The court proceedings do not constitute effective remedy against the decision to block access to content due to the fact that no hearing is foreseen by the law and the views of the interested party are not obtained by the Magistrate Judge. Thus the conditions of a fair trial are not fulfilled. The decision to block access to a web site should be given by the court which should carefully examines the evidence and hear all the relevant stakeholders. A similar view was presented by the European Court of Human Rights in the Yıldırım v. Turkey (2009) judgment. Regarding the decision of the Denizli Criminal Court of First Instance to block access to the entire web site, the ECtHR asserted that the Denizli Court “merely referred to a recommendation from TİB, without ascertaining whether a less far-reaching measure could have been taken”.

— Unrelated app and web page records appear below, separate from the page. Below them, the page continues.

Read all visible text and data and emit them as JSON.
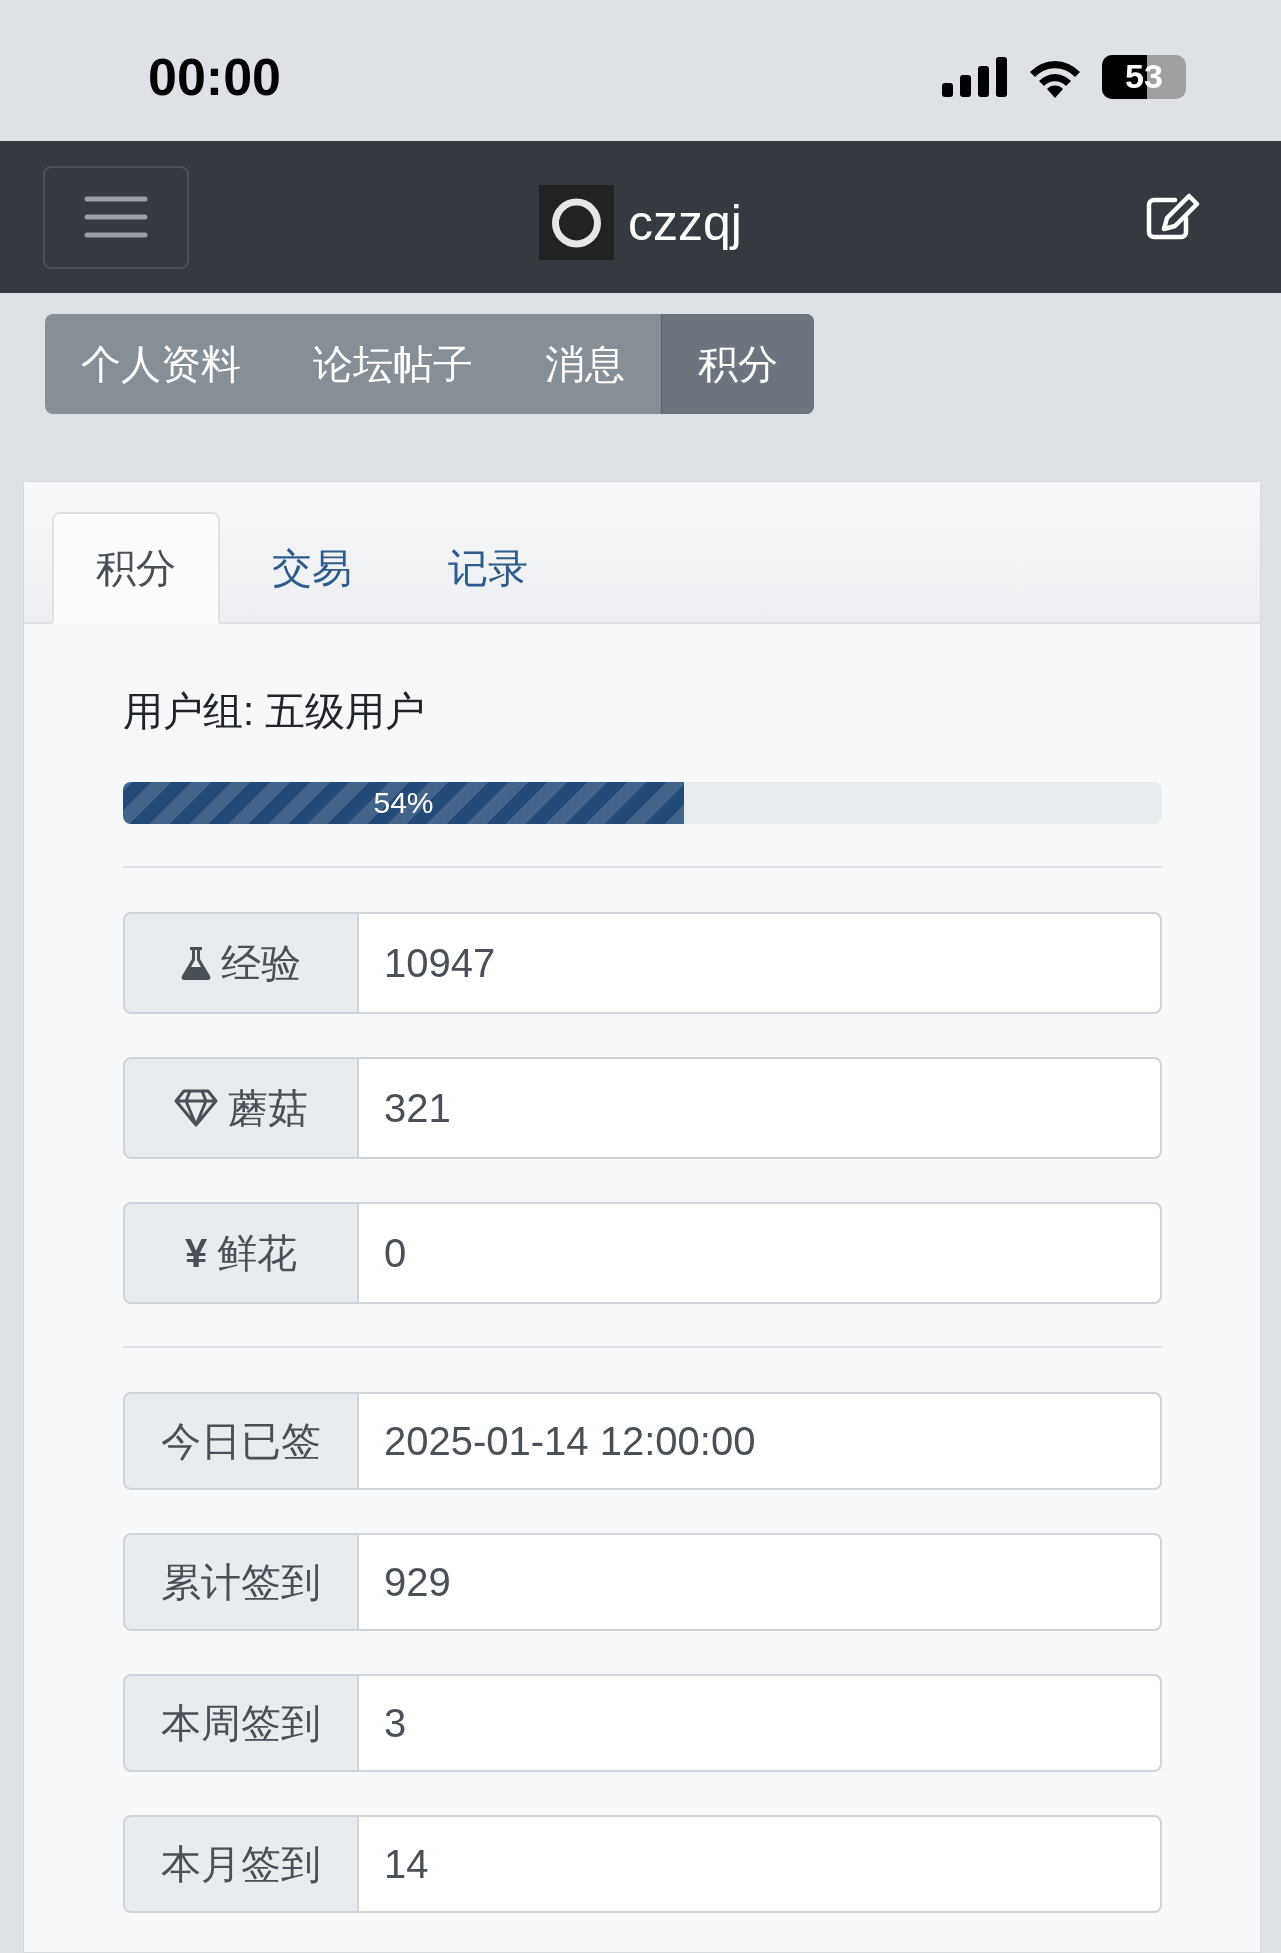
{
  "status_bar": {
    "time": "00:00",
    "battery": "53"
  },
  "navbar": {
    "title": "czzqj"
  },
  "nav_pills": [
    {
      "label": "个人资料",
      "selected": false
    },
    {
      "label": "论坛帖子",
      "selected": false
    },
    {
      "label": "消息",
      "selected": false
    },
    {
      "label": "积分",
      "selected": true
    }
  ],
  "card_tabs": [
    {
      "label": "积分",
      "selected": true
    },
    {
      "label": "交易",
      "selected": false
    },
    {
      "label": "记录",
      "selected": false
    }
  ],
  "user_group": "用户组: 五级用户",
  "progress": {
    "level": 0.54,
    "label": "54%"
  },
  "credits": [
    {
      "kind": "flask",
      "label": "经验",
      "value": "10947"
    },
    {
      "kind": "gem",
      "label": "蘑菇",
      "value": "321"
    },
    {
      "kind": "symbol",
      "symbol": "¥",
      "label": "鲜花",
      "value": "0"
    }
  ],
  "signins": [
    {
      "label": "今日已签",
      "value": "2025-01-14 12:00:00"
    },
    {
      "label": "累计签到",
      "value": "929"
    },
    {
      "label": "本周签到",
      "value": "3"
    },
    {
      "label": "本月签到",
      "value": "14"
    }
  ]
}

One must underline the fact that blocking access to content is one of the more common measures. Law No.5651 states that persons claiming to have their right violated may ask the hosting service provider and/or the content provider to remove the content. They are obliged by law to respond within 24 hours. Another option provided by law is that the persons claiming to have their right violated may refer directly to the Magistrate Judge. Despite the availability of these avenues Art.9/A could still facilitate the easy blocking of access to content at such levels that the less restrictive measures will lose their importance and effectiveness, thus leading to a highly controlled internet. Additionally Art.9/A is clearly in conflict with the recommendations made by UN Special Rapporteur on the promotion and protection of the right to freedom of opinion and expression, Frank La Rue in his report states;
“The Special Rapporteur is deeply concerned by increasingly sophisticated blocking or filtering mechanisms used by States for censorship. The lack of transparency surrounding these measures also makes it difficult to ascertain whether blocking or filtering is really necessary for the purported aims put forward by the States”

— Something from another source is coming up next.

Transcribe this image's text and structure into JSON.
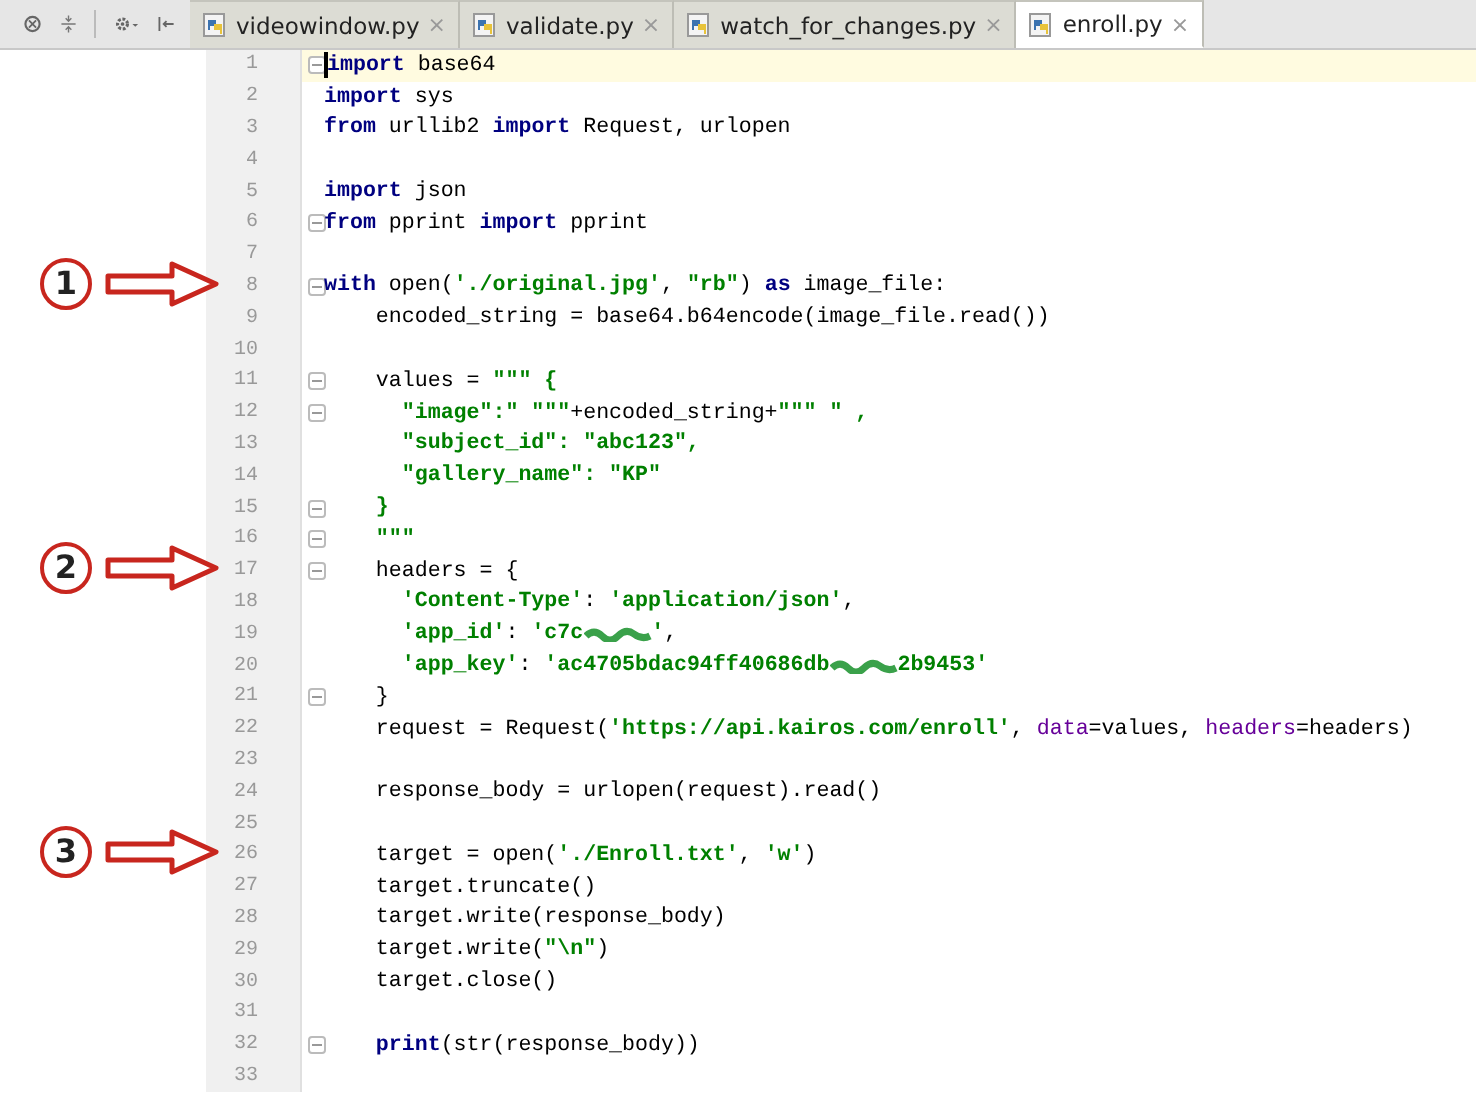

It is a matter of concern that Art.9/A leaves wide and discretionary decision-making powers to TİB, a bureaucratic state institution, which at most, should only be charged with the implementation of a decision by the court. The independence of TİB was an object of debate in the past. In 2009, the appointment of TİB’s Director by the Prime Minister was found unconstitutional by the Constitutional Court. Today the Director is appointed by the joint decree of Prime Minister, the Minister for Transport and Communication and the President of the Turkish Republic. As such TİB still remains under the control of the Prime Minister. The UN Special Rapporteur; Frank la Rue states that;

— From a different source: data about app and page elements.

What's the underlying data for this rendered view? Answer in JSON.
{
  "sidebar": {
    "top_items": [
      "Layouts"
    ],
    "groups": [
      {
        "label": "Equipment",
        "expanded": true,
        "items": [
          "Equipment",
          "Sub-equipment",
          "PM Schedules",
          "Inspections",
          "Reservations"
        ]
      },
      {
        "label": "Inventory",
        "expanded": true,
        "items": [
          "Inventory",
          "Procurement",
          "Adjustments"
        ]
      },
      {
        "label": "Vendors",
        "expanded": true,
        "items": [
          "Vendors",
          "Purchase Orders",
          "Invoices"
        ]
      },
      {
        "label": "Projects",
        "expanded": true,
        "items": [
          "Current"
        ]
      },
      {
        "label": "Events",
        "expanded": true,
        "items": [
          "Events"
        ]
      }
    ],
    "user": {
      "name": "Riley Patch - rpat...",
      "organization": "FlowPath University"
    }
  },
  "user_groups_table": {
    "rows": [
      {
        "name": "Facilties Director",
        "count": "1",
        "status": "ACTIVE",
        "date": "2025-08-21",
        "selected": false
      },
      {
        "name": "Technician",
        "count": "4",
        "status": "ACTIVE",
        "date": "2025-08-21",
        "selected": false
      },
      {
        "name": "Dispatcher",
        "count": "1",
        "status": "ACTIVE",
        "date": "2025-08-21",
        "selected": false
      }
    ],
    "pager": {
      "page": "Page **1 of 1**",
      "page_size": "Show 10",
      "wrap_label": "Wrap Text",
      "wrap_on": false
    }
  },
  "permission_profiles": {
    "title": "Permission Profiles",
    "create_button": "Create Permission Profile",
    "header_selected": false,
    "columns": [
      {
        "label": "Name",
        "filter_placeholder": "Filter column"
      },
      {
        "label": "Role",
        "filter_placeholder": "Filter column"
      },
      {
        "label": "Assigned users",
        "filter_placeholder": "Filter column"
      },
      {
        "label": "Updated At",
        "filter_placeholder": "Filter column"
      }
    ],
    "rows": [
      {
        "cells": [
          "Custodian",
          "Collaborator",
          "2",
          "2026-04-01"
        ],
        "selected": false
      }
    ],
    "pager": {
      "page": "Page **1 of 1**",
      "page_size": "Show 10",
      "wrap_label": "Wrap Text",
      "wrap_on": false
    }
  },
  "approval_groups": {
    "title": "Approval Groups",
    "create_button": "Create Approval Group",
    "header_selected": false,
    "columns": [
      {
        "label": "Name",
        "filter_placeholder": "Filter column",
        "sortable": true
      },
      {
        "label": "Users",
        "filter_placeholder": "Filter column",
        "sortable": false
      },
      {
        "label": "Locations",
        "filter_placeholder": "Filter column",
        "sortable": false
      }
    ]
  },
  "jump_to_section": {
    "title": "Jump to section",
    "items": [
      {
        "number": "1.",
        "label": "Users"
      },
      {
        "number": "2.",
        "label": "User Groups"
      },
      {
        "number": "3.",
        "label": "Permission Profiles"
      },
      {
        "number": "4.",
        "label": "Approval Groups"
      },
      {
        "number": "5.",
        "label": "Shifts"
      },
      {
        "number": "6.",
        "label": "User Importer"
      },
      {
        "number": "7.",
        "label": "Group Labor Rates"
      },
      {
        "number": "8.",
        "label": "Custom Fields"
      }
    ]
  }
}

“Moreover, any legislation restricting the right to freedom of expression must be applied by a body which is independent of any political, commercial, or other unwarranted influences in a manner that is neither arbitrary nor discriminatory, and with adequate safeguards against abuse, including the possibility of challenge and remedy against its abusive application.”
TIB as such is a part of the executive branch. Together with the fact that TİB Director is appointed with a joint decree by the executive branch, it is safe to say that TİB is not independent of political influence. Moreover it is not a simple body which applies the decision of restricting the right to freedom of expression but with the new law it becomes the decision-maker itself with judicial powers. The decision to restrict access to content should be made by a judicial body and not by an administrative body.
In conclusion, the new law does not contain adequate safeguards against arbitrary interferences of the executive into the freedom of expression and communication, carrying heavy risks of right to privacy violations.